_Assignment_
Would it be possible to reproduce every entry exactly, please?

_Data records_
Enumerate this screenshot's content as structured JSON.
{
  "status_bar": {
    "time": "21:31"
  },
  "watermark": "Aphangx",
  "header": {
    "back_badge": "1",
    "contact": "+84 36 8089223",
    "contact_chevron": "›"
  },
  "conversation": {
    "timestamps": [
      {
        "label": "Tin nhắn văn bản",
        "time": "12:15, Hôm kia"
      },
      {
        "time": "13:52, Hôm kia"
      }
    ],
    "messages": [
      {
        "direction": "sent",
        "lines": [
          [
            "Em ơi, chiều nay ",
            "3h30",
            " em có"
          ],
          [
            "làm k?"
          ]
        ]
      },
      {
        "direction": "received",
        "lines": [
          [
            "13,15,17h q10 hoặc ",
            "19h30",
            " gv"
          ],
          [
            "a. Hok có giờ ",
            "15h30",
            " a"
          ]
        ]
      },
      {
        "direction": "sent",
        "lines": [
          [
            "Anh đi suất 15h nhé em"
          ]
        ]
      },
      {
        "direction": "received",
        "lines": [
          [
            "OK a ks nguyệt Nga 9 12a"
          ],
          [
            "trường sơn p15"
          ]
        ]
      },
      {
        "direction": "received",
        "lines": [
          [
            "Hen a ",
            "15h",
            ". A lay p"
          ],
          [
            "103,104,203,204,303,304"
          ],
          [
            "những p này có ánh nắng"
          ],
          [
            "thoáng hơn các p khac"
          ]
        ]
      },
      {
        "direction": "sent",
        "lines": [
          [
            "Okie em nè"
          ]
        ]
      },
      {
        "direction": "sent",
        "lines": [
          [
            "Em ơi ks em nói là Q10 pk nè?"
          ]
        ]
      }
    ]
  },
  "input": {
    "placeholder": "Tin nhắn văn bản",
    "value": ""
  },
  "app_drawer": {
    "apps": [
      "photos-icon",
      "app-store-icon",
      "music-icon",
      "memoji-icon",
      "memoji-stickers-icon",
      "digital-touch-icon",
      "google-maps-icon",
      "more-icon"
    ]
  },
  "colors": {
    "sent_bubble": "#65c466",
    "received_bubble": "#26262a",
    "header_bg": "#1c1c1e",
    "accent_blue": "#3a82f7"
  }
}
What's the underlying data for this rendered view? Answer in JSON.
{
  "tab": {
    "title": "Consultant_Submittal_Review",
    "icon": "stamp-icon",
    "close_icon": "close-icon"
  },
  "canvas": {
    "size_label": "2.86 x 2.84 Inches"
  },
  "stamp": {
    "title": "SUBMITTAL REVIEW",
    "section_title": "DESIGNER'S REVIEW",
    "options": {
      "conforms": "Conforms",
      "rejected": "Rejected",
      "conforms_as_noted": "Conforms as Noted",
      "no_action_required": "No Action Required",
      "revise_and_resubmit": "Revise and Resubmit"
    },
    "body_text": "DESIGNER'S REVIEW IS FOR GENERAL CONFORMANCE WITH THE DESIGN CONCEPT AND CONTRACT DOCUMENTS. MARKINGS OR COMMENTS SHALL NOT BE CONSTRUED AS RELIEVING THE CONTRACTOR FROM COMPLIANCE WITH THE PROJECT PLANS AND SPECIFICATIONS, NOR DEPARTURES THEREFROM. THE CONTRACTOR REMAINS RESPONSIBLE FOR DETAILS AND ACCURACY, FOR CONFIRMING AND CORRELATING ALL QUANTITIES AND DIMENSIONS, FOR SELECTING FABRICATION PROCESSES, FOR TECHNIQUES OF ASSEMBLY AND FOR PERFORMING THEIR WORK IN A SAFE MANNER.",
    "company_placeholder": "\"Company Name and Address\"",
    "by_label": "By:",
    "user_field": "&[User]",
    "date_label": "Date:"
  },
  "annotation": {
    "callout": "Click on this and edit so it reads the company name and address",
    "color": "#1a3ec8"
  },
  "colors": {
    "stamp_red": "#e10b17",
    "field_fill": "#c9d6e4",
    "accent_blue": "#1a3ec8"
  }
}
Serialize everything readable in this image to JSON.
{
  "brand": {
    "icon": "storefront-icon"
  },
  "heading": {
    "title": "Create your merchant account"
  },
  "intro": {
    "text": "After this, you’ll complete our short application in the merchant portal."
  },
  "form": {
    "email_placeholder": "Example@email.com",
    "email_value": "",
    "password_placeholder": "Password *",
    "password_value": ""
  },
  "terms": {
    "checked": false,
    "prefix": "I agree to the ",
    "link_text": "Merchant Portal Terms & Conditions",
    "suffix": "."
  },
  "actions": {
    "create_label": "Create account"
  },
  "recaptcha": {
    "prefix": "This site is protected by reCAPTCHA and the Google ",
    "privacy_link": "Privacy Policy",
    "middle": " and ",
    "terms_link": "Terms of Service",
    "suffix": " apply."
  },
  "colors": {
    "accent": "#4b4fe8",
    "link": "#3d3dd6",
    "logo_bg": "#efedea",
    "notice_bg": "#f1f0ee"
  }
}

_Answer space_
Enumerate this screenshot's content as structured JSON.
{
  "status_bar": {
    "time": "21:31"
  },
  "watermark": "Aphangx",
  "header": {
    "back_badge": "1",
    "contact": "+84 36 8089223",
    "contact_chevron": "›"
  },
  "conversation": {
    "timestamps": [
      {
        "label": "Tin nhắn văn bản",
        "time": "12:15, Hôm kia"
      },
      {
        "time": "13:52, Hôm kia"
      }
    ],
    "messages": [
      {
        "direction": "sent",
        "lines": [
          [
            "Em ơi, chiều nay ",
            "3h30",
            " em có"
          ],
          [
            "làm k?"
          ]
        ]
      },
      {
        "direction": "received",
        "lines": [
          [
            "13,15,17h q10 hoặc ",
            "19h30",
            " gv"
          ],
          [
            "a. Hok có giờ ",
            "15h30",
            " a"
          ]
        ]
      },
      {
        "direction": "sent",
        "lines": [
          [
            "Anh đi suất 15h nhé em"
          ]
        ]
      },
      {
        "direction": "received",
        "lines": [
          [
            "OK a ks nguyệt Nga 9 12a"
          ],
          [
            "trường sơn p15"
          ]
        ]
      },
      {
        "direction": "received",
        "lines": [
          [
            "Hen a ",
            "15h",
            ". A lay p"
          ],
          [
            "103,104,203,204,303,304"
          ],
          [
            "những p này có ánh nắng"
          ],
          [
            "thoáng hơn các p khac"
          ]
        ]
      },
      {
        "direction": "sent",
        "lines": [
          [
            "Okie em nè"
          ]
        ]
      },
      {
        "direction": "sent",
        "lines": [
          [
            "Em ơi ks em nói là Q10 pk nè?"
          ]
        ]
      }
    ]
  },
  "input": {
    "placeholder": "Tin nhắn văn bản",
    "value": ""
  },
  "app_drawer": {
    "apps": [
      "photos-icon",
      "app-store-icon",
      "music-icon",
      "memoji-icon",
      "memoji-stickers-icon",
      "digital-touch-icon",
      "google-maps-icon",
      "more-icon"
    ]
  },
  "colors": {
    "sent_bubble": "#65c466",
    "received_bubble": "#26262a",
    "header_bg": "#1c1c1e",
    "accent_blue": "#3a82f7"
  }
}
What's the underlying data for this rendered view? Answer in JSON.
{
  "tab": {
    "title": "Consultant_Submittal_Review",
    "icon": "stamp-icon",
    "close_icon": "close-icon"
  },
  "canvas": {
    "size_label": "2.86 x 2.84 Inches"
  },
  "stamp": {
    "title": "SUBMITTAL REVIEW",
    "section_title": "DESIGNER'S REVIEW",
    "options": {
      "conforms": "Conforms",
      "rejected": "Rejected",
      "conforms_as_noted": "Conforms as Noted",
      "no_action_required": "No Action Required",
      "revise_and_resubmit": "Revise and Resubmit"
    },
    "body_text": "DESIGNER'S REVIEW IS FOR GENERAL CONFORMANCE WITH THE DESIGN CONCEPT AND CONTRACT DOCUMENTS. MARKINGS OR COMMENTS SHALL NOT BE CONSTRUED AS RELIEVING THE CONTRACTOR FROM COMPLIANCE WITH THE PROJECT PLANS AND SPECIFICATIONS, NOR DEPARTURES THEREFROM. THE CONTRACTOR REMAINS RESPONSIBLE FOR DETAILS AND ACCURACY, FOR CONFIRMING AND CORRELATING ALL QUANTITIES AND DIMENSIONS, FOR SELECTING FABRICATION PROCESSES, FOR TECHNIQUES OF ASSEMBLY AND FOR PERFORMING THEIR WORK IN A SAFE MANNER.",
    "company_placeholder": "\"Company Name and Address\"",
    "by_label": "By:",
    "user_field": "&[User]",
    "date_label": "Date:"
  },
  "annotation": {
    "callout": "Click on this and edit so it reads the company name and address",
    "color": "#1a3ec8"
  },
  "colors": {
    "stamp_red": "#e10b17",
    "field_fill": "#c9d6e4",
    "accent_blue": "#1a3ec8"
  }
}
Serialize everything readable in this image to JSON.
{
  "brand": {
    "icon": "storefront-icon"
  },
  "heading": {
    "title": "Create your merchant account"
  },
  "intro": {
    "text": "After this, you’ll complete our short application in the merchant portal."
  },
  "form": {
    "email_placeholder": "Example@email.com",
    "email_value": "",
    "password_placeholder": "Password *",
    "password_value": ""
  },
  "terms": {
    "checked": false,
    "prefix": "I agree to the ",
    "link_text": "Merchant Portal Terms & Conditions",
    "suffix": "."
  },
  "actions": {
    "create_label": "Create account"
  },
  "recaptcha": {
    "prefix": "This site is protected by reCAPTCHA and the Google ",
    "privacy_link": "Privacy Policy",
    "middle": " and ",
    "terms_link": "Terms of Service",
    "suffix": " apply."
  },
  "colors": {
    "accent": "#4b4fe8",
    "link": "#3d3dd6",
    "logo_bg": "#efedea",
    "notice_bg": "#f1f0ee"
  }
}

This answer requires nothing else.